Of course, this is just simple media literacy: Assume what we read on Facebook, or any other media platform, isn’t true until we can be satisfied that it is.

We need to ask: Does it come from a credible source? Can it be corroborated by a second source? Does it sound too good to be true? (Is WestJet really giving away free airline tickets?)

My own worry is that Facebook has become too big and too successful to ever reform itself.

Maybe governments around the world will impose regulations on it. But until then it’s up to every user to screen out the fake from the true.

Maybe those Russians during the Cold War can be our guide. 

P.S. The rise of "deepfakes"—videos that overlay celebrity faces on to porn stars or make Barack Obama say anything you want him to say—make separating true from false harder all the time. It's a scary world out there.

Tuesday, November 27, 2018

Mennonite Central Committee and the End of Famine Pornography
















It’s Christmas, a time for giving—and also a time for Christmas appeals.

Over the next few weeks you will see lots of ads and appeal letters asking you for money, including from aid groups.

While you will see lots of photos of people who need assistance, one thing you won’t see is famine pornography.

Famine pornography—the use of terrible images of dying children, with flies in their eyes and distended bellies, in order to raise funds—was very common in the 1980s and 1990s.

Use of the images was widely criticized by many for the way they promoted a negative stereotype of people in the developing world as always being needy, starving, desperate, and helpless.

But even though academics and some NGOs denounced the practice, famine porn continued to be used on TV, and in print for one simple reason: It worked.

At that time, I was directing communications for Mennonite Central Committee Canada.

Like many other aid agencies, we were upset by the constant use of famine porn, including by some leading Canadian NGOs.

But instead of just joining the chorus and criticizing the practice, we decided on another approach.

We decided to set the bar higher.

In 1992, we created the first Canadian code of conduct for reporting about needs in the developing world.

According to the code, MCC would portray people in the developing world in ways that affirmed their dignity, promoted their skills and abilities, and revealed them as active participants in efforts to improve their lives.

At the same time, we would report honestly about urgent needs, such as for food.
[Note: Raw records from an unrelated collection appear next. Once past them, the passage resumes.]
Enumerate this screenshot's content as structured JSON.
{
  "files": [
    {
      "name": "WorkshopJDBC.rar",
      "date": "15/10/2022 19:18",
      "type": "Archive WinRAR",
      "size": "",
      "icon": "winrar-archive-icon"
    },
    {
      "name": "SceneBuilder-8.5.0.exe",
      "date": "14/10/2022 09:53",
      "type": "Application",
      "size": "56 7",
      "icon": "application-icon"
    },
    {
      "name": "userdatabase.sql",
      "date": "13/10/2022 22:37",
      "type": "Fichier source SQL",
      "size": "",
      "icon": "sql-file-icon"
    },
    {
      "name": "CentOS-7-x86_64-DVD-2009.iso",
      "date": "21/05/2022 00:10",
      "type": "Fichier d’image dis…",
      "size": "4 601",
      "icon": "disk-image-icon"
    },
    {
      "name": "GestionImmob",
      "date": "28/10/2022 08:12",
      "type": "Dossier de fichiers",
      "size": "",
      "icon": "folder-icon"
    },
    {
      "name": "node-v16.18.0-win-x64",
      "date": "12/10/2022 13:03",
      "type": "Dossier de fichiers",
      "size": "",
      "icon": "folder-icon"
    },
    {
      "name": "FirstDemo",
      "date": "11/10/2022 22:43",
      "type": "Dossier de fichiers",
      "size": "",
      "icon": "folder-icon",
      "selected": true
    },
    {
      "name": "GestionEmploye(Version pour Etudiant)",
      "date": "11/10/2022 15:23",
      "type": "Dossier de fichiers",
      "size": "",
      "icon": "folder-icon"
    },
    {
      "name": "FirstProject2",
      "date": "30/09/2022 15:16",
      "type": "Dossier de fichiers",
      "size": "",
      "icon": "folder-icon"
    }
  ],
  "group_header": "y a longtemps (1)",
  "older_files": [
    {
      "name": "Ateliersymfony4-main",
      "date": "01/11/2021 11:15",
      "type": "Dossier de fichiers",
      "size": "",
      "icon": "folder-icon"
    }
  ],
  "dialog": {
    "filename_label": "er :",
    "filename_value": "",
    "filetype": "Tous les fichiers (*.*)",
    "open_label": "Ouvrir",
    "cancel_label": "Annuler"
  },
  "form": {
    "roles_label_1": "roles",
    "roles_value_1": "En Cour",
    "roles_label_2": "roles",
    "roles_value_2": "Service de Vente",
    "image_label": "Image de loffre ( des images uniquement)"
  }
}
But we would not use language or images designed to shock donors into giving money.

We announced the new code of conduct at a press conference on November 25, 1992. It received widespread media attention.



















Immediately, the bar was set higher not just for MCC, but for all Canadian NGOs.

The code was a game-changer. For the first time, the media and donors had a yardstick against which to evaluate NGO fundraising appeals.

It would be wildly simplistic for me to suggest MCC's code of conduct was solely responsible for the demise of famine pornography in Canada.



















But it played a significant part.

As was reported by Esther Epp-Tiessen in her history of MCC Canada, in 1995 a leading authority in the Canadian humanitarian sector credited the agency with raising the bar for other NGOs.

Of course, it didn’t stop all at once. But over time the use of famine porn lessened.

Today, you would be hard-pressed to find any famine porn in fundraising appeals. And any reputable NGO has a code of conduct to govern how it reports about and uses images of people in the developing world.

I’m not saying images of extreme need should never be used. Sometimes we need a picture of starving children to shock us out of our complacency—as with what’s happening in Yemen, right now.

But they should never be over-used, and they should never be the only kinds of images NGOs share about the developing world.

Today, the big challenge facing the NGO sector is not famine porn, but things like short term mission and service trips and Christmas shoeboxes—both of which are very popular, but are poor ways to address the issue of global poverty.

Maybe it’s time for another NGO to step up with a new kind of code of conduct.

The fall, 2018 issue of MCC's Intersections is dedicated to the issue of how the agency represents relief and development. Find it here.